  • appreciated!!! my point of view is that never upgrade Catalina before your backup app is 100% compatible

  • How can we mount the “Data Drive” in Catalina on the desk top so that I can drag folders from my desktop into the data drive for storage. I have my “Macintosh HD” icon on the desktop once I figured out how to do that, but the new OS won’t allow me to move my folders into it…like I could with Mojave. Then I read in this article that the HD is split into two, but I don’t see the data drive in the finder… HELP! I can’t imagine that I will have to keep all of my folders and projects on the desktop. I can see what Apple is doing, but they are making the darn thing more complicated and less fun than a windon’t machine.

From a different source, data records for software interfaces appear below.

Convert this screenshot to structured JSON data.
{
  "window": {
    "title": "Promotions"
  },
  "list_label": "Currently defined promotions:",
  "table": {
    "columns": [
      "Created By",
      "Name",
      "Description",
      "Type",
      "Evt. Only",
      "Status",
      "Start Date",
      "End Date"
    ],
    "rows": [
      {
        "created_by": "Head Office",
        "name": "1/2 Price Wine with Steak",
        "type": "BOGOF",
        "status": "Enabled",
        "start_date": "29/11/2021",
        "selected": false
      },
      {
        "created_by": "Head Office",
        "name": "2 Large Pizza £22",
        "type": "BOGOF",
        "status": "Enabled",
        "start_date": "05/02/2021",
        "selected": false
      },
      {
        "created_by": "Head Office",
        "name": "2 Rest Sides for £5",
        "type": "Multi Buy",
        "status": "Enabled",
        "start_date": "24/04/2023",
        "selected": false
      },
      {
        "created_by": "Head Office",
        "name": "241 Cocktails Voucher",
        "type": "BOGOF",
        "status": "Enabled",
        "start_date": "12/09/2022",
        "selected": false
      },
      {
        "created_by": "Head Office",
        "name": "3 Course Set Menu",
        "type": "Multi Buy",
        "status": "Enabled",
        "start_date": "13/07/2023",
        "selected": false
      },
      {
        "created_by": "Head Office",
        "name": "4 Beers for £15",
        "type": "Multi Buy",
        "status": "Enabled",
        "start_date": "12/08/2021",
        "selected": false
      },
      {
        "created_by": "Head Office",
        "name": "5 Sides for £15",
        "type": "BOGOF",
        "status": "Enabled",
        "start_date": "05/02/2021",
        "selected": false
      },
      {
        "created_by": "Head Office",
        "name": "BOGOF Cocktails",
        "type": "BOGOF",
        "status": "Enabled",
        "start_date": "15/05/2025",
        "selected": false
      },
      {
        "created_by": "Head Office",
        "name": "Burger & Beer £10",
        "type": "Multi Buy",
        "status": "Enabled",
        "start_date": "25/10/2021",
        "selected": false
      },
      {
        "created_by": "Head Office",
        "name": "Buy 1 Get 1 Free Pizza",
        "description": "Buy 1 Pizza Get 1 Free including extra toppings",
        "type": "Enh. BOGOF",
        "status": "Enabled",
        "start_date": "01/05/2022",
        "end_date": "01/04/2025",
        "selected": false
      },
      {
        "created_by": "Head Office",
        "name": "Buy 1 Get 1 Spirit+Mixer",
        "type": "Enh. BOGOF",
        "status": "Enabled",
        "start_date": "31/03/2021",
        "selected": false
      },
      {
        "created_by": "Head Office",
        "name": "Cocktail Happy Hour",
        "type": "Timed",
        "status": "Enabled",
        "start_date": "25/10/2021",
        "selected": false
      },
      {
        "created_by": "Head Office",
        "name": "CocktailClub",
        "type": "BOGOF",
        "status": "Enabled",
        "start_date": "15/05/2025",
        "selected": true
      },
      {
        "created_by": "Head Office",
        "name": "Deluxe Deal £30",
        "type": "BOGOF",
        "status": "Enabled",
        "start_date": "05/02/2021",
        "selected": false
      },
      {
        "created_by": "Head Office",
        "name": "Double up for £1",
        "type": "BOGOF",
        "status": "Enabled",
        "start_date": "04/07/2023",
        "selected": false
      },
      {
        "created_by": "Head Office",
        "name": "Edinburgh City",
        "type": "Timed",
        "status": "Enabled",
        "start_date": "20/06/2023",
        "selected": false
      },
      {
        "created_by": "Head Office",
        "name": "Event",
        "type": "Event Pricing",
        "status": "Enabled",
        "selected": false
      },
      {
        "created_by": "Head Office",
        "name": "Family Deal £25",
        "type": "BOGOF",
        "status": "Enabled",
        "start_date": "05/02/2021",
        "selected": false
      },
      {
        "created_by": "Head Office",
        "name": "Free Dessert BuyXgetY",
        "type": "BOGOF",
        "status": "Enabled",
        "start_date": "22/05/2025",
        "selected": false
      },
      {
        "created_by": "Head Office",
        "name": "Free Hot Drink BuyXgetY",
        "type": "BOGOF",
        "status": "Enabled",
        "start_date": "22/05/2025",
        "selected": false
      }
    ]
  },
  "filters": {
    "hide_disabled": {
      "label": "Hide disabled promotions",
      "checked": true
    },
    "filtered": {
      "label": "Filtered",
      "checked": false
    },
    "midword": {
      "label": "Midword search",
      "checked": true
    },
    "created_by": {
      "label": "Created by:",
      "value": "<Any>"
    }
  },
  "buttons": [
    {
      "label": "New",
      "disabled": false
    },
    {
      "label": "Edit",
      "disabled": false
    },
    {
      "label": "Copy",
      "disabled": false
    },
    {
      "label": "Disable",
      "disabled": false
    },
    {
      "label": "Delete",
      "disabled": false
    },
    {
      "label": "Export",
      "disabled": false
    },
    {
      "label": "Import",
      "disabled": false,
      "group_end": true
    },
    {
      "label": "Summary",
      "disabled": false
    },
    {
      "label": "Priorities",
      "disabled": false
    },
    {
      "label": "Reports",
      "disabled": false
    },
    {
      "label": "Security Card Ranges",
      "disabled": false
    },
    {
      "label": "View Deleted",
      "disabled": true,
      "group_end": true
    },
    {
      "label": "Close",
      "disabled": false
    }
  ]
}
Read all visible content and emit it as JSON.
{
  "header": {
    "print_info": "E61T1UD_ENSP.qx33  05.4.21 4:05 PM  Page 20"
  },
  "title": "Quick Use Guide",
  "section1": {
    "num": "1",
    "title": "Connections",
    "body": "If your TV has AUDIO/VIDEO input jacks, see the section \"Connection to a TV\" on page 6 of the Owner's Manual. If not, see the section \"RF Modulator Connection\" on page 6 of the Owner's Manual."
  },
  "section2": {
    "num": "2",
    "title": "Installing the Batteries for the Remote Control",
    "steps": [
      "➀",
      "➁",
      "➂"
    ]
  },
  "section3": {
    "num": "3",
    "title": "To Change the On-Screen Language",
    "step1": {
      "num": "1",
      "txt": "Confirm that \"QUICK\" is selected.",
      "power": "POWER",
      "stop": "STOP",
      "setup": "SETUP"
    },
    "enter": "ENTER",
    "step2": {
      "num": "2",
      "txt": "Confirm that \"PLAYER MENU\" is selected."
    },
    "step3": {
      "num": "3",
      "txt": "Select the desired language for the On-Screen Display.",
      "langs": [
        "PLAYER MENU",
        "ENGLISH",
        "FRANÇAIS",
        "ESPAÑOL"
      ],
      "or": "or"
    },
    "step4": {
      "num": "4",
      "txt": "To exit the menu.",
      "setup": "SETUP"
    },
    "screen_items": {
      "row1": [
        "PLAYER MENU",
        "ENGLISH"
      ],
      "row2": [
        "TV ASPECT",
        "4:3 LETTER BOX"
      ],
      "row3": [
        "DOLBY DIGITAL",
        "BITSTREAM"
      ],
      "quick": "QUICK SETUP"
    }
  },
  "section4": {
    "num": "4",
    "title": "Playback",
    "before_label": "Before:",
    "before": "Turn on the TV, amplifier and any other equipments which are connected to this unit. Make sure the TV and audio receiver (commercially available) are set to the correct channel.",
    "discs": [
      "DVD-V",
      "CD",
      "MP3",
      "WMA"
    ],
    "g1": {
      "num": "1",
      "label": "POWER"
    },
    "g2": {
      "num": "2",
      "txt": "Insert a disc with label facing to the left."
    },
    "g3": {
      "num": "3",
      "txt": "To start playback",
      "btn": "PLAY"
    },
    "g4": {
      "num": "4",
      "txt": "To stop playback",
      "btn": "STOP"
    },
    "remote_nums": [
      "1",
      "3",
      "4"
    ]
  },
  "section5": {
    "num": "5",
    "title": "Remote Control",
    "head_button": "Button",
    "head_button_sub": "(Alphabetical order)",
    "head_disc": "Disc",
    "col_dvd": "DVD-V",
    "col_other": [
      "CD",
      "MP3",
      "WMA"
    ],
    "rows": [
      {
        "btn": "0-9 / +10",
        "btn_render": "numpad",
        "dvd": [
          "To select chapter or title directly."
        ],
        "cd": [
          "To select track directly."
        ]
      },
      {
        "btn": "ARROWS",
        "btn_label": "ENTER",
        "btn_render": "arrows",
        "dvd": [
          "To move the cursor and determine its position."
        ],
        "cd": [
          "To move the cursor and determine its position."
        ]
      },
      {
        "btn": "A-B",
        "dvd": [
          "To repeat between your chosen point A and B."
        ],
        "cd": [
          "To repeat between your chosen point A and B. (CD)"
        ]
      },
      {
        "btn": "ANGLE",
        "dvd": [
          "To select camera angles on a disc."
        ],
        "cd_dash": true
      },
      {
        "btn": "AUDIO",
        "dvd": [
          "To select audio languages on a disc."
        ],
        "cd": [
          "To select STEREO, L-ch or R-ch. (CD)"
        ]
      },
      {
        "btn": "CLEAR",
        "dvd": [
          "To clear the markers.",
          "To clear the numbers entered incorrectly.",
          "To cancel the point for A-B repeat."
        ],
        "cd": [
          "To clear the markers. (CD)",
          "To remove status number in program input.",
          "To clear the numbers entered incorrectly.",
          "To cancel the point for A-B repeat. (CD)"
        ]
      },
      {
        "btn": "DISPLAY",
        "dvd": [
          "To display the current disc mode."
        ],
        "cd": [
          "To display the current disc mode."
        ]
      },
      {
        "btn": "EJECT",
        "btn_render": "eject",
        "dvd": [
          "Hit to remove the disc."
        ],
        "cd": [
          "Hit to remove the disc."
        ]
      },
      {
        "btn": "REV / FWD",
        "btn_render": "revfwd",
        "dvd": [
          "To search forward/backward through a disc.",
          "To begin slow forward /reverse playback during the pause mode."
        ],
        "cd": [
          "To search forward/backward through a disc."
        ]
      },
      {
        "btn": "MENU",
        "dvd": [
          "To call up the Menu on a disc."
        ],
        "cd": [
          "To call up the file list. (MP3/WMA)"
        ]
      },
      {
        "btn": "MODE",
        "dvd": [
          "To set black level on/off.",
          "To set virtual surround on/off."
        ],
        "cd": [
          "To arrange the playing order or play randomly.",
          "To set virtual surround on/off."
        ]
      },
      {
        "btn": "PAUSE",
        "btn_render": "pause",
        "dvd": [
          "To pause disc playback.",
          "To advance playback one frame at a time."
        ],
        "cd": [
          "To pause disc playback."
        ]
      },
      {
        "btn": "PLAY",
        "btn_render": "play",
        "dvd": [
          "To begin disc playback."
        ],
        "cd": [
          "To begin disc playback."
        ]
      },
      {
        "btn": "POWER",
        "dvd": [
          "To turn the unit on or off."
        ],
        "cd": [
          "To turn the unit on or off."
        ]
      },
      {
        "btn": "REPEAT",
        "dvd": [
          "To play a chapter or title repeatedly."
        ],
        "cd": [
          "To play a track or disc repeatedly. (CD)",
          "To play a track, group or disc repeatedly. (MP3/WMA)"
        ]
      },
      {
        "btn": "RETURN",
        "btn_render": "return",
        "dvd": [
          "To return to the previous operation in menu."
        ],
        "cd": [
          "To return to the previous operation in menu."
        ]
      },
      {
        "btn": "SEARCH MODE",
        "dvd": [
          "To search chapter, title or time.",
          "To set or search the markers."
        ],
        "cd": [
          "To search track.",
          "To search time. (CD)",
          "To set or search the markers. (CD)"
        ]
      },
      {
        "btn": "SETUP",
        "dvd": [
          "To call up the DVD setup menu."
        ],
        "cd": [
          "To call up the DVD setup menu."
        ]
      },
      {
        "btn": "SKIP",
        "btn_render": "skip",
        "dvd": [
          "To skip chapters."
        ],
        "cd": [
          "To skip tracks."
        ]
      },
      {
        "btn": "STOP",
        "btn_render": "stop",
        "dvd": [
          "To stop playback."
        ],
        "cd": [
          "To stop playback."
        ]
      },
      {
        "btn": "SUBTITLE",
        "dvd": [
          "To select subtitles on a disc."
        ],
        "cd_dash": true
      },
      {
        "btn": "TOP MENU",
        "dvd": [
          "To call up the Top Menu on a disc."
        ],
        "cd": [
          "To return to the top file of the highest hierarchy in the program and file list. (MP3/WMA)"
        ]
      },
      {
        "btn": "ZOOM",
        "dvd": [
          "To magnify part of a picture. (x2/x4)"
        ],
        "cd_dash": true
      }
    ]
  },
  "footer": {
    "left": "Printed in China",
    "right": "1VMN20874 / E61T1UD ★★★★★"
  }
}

Please help me out.

  • I already made the decision not to update to Catalina because of the lack of support for 32 bit apps, but with the increased level of security, I wonder how much more difficult it will now be to install third party apps that require custom drivers or system extensions.

    • The thing about Apple…It USED to be the most user-friendly computer on the market. Now, I’m not so sure. They keep on making and forcing us to make all of these changes without consumer input. I liked my Mac because it’s easy to work on and not complicated. I too am getting tired them making so many changes that make it next to impossible to install and use 3rd party apps and programs. I’ve installed Catalina and I DO NOT like it! I’ve had Macs all the way back to the Apple IIE and GS and this is the least consumer-friendly OS they’ve come out with. Maybe they’re trying to force us to use only their apps, but that isn’t going to cut it. Maybe they should come up with a computer that is meant for people that actually need 64bits and leave the rest of us with a computer we can work with and configure for OUR OWN use…

      • I mostly agree with your comments, Jerry. But MacOS Mojave already handles 64 bit apps very well. I use many such apps. But I need support for both 32 bit and 64 bit apps.

        • Since Apple made the announcement long ago that they were dropping support for 32 bit apps, it makes me wonder what kind of support you are getting for your 32 bit apps?

          Do you 32 bit app vendors see a future in supporting MacOS applications or creating new ones?

          I wonder about their business judgement and future viability as a business. Don’t you?

          Yes, I have a 32 bit game I play on my 2007 MacBook on vacation.

      • You have been using 64 bit apps for years now if you kept your operating system up to date each year. Apple has been listening to users and at the same time cannot listen to users. A great deal of users were complaining about iTunes being bloated, now it is broken up now. Apple cannot listen to users because that would mean keeping old code that doesn’t meet current security standards, which means more potential security problems. Listening to users means keeping optical drives and old ports in computers. Reliability has increased by removing optical drives. 64 bit allows for more memory to be used, and faster processing. You can’t process 4K video on 32 bit. 32 bit code hasn’t been updated in years. You can still use 3rd party apps on your Mac and you will always be able to use 3rd party apps. Apple has to keep improving security, otherwise it could be known as a malware ridden price of garbage. The reason I moved to Macs is because Windows was virus hell, and I was always fixing friends and family’s computers. Apple gets reamed whenever there is a bug or security hole. Someday Apple will be moving to 128 bit CPUs.